At first, histologists sectioned specimens by hand, using sharp razors. Later, around 1790, the first microtome was devised. It consisted of a wooden device with a berth to accomodate the specimen and a flat surface to slide the razor against the specimen surface, thus increasing blade purchase, regularity and thinness of the slice. The term microtome was given to these instruments by Charles Chevalier, who perfected it around 1825. Finally, around 1870, precision mechanical devices were developed. They consisted of a metal stage holding a parafin or celloidin block with the embedded piece of the tissue to be sectioned and a mechanical swing holding the blade in precise alignment with the stage. The blade is swung against the specimen´s surface by either a rotary or a rocking mechanism. Thus, serial sectioning was achieved, a very important technique for tracing neurons across the three-dimensional space of the brain.
Another important development in the histological technique was staining, or adding color and opacity to the usually translucent and colorless brain cells. Although van Leeuwenhoek experimented a bit with wine spirit (alcohol) and a saffron stain to wet his specimens (particularly muscles) before observing them at the microscope, these techniques were perfected only much later, in the second half of the next century. As we will see below, they became a most important factor in the scientific development of microscopy of neural tissue, and eventually led to two Nobel awards in 1906, the very first in neuroscience.

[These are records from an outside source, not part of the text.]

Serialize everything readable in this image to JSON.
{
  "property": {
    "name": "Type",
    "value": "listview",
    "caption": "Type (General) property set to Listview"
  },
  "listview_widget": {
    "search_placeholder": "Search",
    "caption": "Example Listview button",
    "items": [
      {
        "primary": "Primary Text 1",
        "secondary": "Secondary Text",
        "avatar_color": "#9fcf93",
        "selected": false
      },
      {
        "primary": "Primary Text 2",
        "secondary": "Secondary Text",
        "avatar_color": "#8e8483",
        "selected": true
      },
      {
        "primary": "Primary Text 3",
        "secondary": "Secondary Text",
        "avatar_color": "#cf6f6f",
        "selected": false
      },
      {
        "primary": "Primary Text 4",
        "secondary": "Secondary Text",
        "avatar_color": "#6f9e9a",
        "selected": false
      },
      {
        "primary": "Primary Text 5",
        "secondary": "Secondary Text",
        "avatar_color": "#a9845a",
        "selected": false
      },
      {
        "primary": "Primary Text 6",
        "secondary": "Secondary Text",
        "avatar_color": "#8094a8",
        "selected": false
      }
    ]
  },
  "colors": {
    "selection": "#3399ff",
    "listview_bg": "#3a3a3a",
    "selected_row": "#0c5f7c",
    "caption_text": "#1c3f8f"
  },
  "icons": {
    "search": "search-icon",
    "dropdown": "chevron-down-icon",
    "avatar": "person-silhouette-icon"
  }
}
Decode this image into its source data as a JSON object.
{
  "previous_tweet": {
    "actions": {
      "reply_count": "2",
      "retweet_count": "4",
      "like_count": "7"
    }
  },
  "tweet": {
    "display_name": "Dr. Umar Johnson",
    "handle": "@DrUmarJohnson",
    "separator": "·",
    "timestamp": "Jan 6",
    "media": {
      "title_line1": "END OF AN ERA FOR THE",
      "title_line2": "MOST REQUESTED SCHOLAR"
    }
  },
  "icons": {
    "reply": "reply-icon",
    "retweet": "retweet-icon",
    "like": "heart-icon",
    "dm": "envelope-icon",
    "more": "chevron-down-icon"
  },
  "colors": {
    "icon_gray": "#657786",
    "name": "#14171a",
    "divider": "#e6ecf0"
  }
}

The Author

Prof. Renato M.E. Sabbatini, PhD is a neuroscientist and a specialist in medical informatics, holding a doctoral degree in neurophysiology by the University of São Paulo, Brazil, and a post-doctoral fellowship at the Max Planck Institute for Psychiatry, in Munich, Germany. He is the director of the Center for Biomedical Informatics and associate professor and chairman of medical informatics at the Faculty of Medical Sciences, both at the State University of Campinas, Brazil. Email: